*TASK TO COMPLETE:* Going through the data below, please show each line containing the string "index".

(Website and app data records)
- Opening Delimiter -

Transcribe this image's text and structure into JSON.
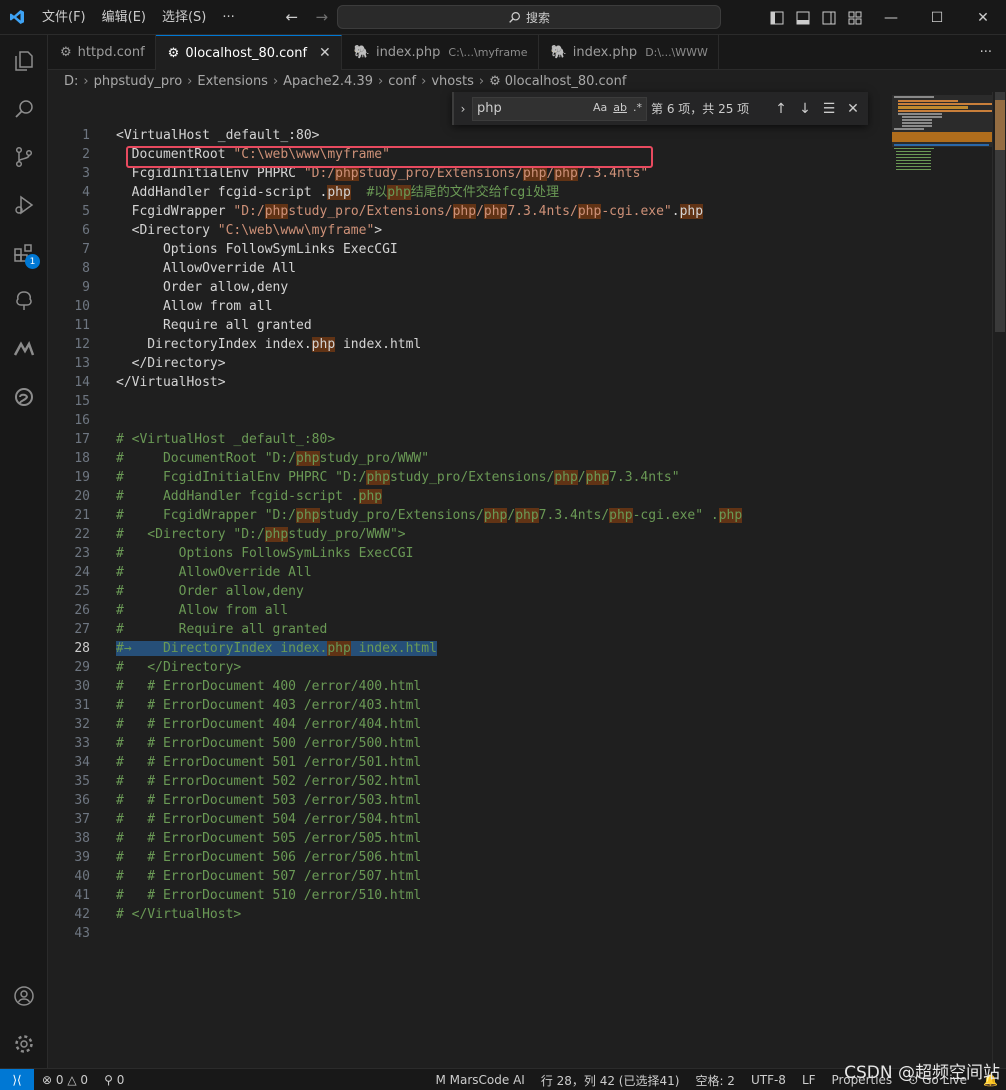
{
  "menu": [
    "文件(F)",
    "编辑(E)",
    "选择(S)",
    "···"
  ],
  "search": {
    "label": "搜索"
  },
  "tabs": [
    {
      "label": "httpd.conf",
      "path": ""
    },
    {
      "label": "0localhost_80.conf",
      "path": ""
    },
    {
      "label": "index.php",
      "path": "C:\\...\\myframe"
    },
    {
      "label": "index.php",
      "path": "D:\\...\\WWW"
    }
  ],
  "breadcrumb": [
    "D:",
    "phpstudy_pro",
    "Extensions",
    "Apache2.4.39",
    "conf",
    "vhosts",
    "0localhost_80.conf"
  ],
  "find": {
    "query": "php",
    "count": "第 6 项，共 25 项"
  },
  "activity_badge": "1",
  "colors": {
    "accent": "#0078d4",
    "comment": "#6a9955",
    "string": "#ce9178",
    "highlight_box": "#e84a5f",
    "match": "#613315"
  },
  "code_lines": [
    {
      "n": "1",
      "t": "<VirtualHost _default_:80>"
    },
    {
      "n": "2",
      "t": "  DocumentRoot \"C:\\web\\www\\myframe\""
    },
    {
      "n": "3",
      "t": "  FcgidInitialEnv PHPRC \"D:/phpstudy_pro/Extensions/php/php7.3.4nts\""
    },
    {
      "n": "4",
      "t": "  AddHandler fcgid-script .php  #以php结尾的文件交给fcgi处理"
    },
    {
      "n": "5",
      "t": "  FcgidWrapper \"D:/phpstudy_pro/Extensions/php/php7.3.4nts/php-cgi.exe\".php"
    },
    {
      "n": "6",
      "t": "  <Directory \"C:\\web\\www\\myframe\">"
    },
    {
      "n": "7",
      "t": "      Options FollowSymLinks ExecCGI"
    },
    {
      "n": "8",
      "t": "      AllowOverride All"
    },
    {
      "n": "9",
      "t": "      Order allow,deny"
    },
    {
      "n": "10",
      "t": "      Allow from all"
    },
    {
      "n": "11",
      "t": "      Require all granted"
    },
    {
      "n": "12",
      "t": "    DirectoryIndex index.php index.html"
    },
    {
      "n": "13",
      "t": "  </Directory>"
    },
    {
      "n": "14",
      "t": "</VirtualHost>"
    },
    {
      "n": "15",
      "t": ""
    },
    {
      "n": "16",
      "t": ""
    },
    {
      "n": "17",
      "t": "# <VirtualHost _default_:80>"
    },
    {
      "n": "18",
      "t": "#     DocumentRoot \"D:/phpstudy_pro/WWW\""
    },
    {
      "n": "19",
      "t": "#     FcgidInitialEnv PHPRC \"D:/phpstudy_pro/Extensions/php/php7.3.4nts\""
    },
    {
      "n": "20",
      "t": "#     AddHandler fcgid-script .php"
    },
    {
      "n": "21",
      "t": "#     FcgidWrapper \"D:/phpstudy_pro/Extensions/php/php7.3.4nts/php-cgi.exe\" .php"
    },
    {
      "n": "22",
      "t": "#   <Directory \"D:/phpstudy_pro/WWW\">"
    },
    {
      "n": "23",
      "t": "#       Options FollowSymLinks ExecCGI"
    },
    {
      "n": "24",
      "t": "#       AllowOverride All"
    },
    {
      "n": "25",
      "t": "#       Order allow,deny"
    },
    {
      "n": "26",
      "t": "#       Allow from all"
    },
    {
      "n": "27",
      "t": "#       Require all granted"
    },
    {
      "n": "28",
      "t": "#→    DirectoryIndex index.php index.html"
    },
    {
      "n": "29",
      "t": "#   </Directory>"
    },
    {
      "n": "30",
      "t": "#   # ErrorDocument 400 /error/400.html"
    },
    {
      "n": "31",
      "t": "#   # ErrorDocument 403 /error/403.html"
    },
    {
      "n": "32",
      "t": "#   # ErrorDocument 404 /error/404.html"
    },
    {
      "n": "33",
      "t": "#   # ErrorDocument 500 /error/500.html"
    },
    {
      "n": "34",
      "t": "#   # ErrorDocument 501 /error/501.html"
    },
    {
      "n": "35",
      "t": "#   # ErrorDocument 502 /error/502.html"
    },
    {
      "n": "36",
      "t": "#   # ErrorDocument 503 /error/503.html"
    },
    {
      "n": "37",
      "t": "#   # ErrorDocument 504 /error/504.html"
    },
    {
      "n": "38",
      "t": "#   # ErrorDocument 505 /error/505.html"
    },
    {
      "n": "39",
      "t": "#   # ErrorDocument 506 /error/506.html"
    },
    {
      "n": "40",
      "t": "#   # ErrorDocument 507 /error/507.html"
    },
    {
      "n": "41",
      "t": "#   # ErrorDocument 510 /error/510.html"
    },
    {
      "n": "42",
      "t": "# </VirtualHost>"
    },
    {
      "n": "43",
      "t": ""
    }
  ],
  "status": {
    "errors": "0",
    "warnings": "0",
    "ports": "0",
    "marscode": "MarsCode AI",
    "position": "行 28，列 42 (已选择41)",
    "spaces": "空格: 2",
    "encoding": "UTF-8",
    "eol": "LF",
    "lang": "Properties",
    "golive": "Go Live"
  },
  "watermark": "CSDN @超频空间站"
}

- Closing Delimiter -

*RESPONSE BOX:*
      "label": "index.php",
      "label": "index.php",
      "t": "    DirectoryIndex index.php index.html"
      "t": "#→    DirectoryIndex index.php index.html"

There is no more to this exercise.